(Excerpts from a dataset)
►
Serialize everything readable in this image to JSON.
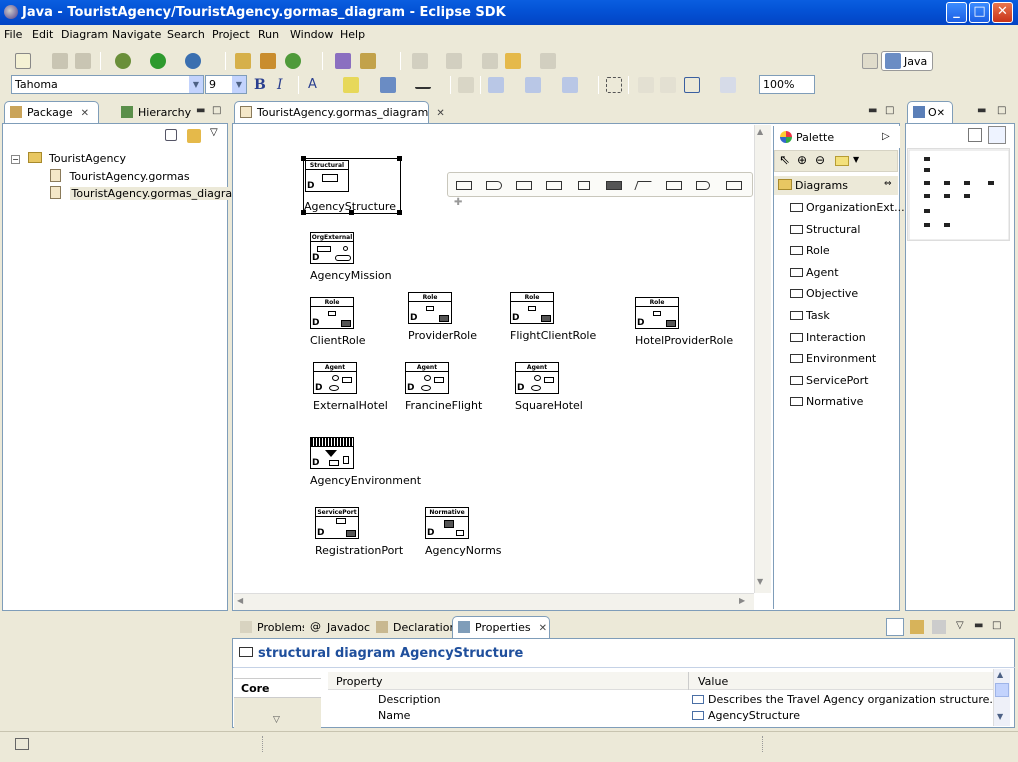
{
  "window": {
    "title": "Java - TouristAgency/TouristAgency.gormas_diagram - Eclipse SDK"
  },
  "menu": [
    "File",
    "Edit",
    "Diagram",
    "Navigate",
    "Search",
    "Project",
    "Run",
    "Window",
    "Help"
  ],
  "font_toolbar": {
    "font": "Tahoma",
    "size": "9",
    "zoom": "100%",
    "bold": "B",
    "italic": "I",
    "text_color": "A"
  },
  "perspective": {
    "label": "Java"
  },
  "package_explorer": {
    "tabs": [
      "Package",
      "Hierarchy"
    ],
    "tree": [
      {
        "label": "TouristAgency",
        "level": 0
      },
      {
        "label": "TouristAgency.gormas",
        "level": 1
      },
      {
        "label": "TouristAgency.gormas_diagram",
        "level": 1
      }
    ]
  },
  "editor": {
    "tab": "TouristAgency.gormas_diagram",
    "nodes": [
      {
        "name": "AgencyStructure",
        "type": "Structural"
      },
      {
        "name": "AgencyMission",
        "type": "OrgExternal"
      },
      {
        "name": "ClientRole",
        "type": "Role"
      },
      {
        "name": "ProviderRole",
        "type": "Role"
      },
      {
        "name": "FlightClientRole",
        "type": "Role"
      },
      {
        "name": "HotelProviderRole",
        "type": "Role"
      },
      {
        "name": "ExternalHotel",
        "type": "Agent"
      },
      {
        "name": "FrancineFlight",
        "type": "Agent"
      },
      {
        "name": "SquareHotel",
        "type": "Agent"
      },
      {
        "name": "AgencyEnvironment",
        "type": ""
      },
      {
        "name": "RegistrationPort",
        "type": "ServicePort"
      },
      {
        "name": "AgencyNorms",
        "type": "Normative"
      }
    ],
    "d_letter": "D"
  },
  "palette": {
    "title": "Palette",
    "drawer": "Diagrams",
    "items": [
      "OrganizationExt...",
      "Structural",
      "Role",
      "Agent",
      "Objective",
      "Task",
      "Interaction",
      "Environment",
      "ServicePort",
      "Normative"
    ]
  },
  "outline": {
    "tab": "O"
  },
  "bottom": {
    "tabs": [
      "Problems",
      "Javadoc",
      "Declaration",
      "Properties"
    ],
    "header": "structural diagram AgencyStructure",
    "section": "Core",
    "columns": [
      "Property",
      "Value"
    ],
    "rows": [
      {
        "property": "Description",
        "value": "Describes the Travel Agency organization structure."
      },
      {
        "property": "Name",
        "value": "AgencyStructure"
      }
    ]
  },
  "colors": {
    "titlebar": "#0453d6",
    "selection": "#316ac5",
    "header_text": "#1f4f9c"
  }
}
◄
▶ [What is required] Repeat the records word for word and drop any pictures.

▶ [The completed task]
Serialize everything readable in this image to JSON.
{
  "window": {
    "title": "Java - TouristAgency/TouristAgency.gormas_diagram - Eclipse SDK"
  },
  "menu": [
    "File",
    "Edit",
    "Diagram",
    "Navigate",
    "Search",
    "Project",
    "Run",
    "Window",
    "Help"
  ],
  "font_toolbar": {
    "font": "Tahoma",
    "size": "9",
    "zoom": "100%",
    "bold": "B",
    "italic": "I",
    "text_color": "A"
  },
  "perspective": {
    "label": "Java"
  },
  "package_explorer": {
    "tabs": [
      "Package",
      "Hierarchy"
    ],
    "tree": [
      {
        "label": "TouristAgency",
        "level": 0
      },
      {
        "label": "TouristAgency.gormas",
        "level": 1
      },
      {
        "label": "TouristAgency.gormas_diagram",
        "level": 1
      }
    ]
  },
  "editor": {
    "tab": "TouristAgency.gormas_diagram",
    "nodes": [
      {
        "name": "AgencyStructure",
        "type": "Structural"
      },
      {
        "name": "AgencyMission",
        "type": "OrgExternal"
      },
      {
        "name": "ClientRole",
        "type": "Role"
      },
      {
        "name": "ProviderRole",
        "type": "Role"
      },
      {
        "name": "FlightClientRole",
        "type": "Role"
      },
      {
        "name": "HotelProviderRole",
        "type": "Role"
      },
      {
        "name": "ExternalHotel",
        "type": "Agent"
      },
      {
        "name": "FrancineFlight",
        "type": "Agent"
      },
      {
        "name": "SquareHotel",
        "type": "Agent"
      },
      {
        "name": "AgencyEnvironment",
        "type": ""
      },
      {
        "name": "RegistrationPort",
        "type": "ServicePort"
      },
      {
        "name": "AgencyNorms",
        "type": "Normative"
      }
    ],
    "d_letter": "D"
  },
  "palette": {
    "title": "Palette",
    "drawer": "Diagrams",
    "items": [
      "OrganizationExt...",
      "Structural",
      "Role",
      "Agent",
      "Objective",
      "Task",
      "Interaction",
      "Environment",
      "ServicePort",
      "Normative"
    ]
  },
  "outline": {
    "tab": "O"
  },
  "bottom": {
    "tabs": [
      "Problems",
      "Javadoc",
      "Declaration",
      "Properties"
    ],
    "header": "structural diagram AgencyStructure",
    "section": "Core",
    "columns": [
      "Property",
      "Value"
    ],
    "rows": [
      {
        "property": "Description",
        "value": "Describes the Travel Agency organization structure."
      },
      {
        "property": "Name",
        "value": "AgencyStructure"
      }
    ]
  },
  "colors": {
    "titlebar": "#0453d6",
    "selection": "#316ac5",
    "header_text": "#1f4f9c"
  }
}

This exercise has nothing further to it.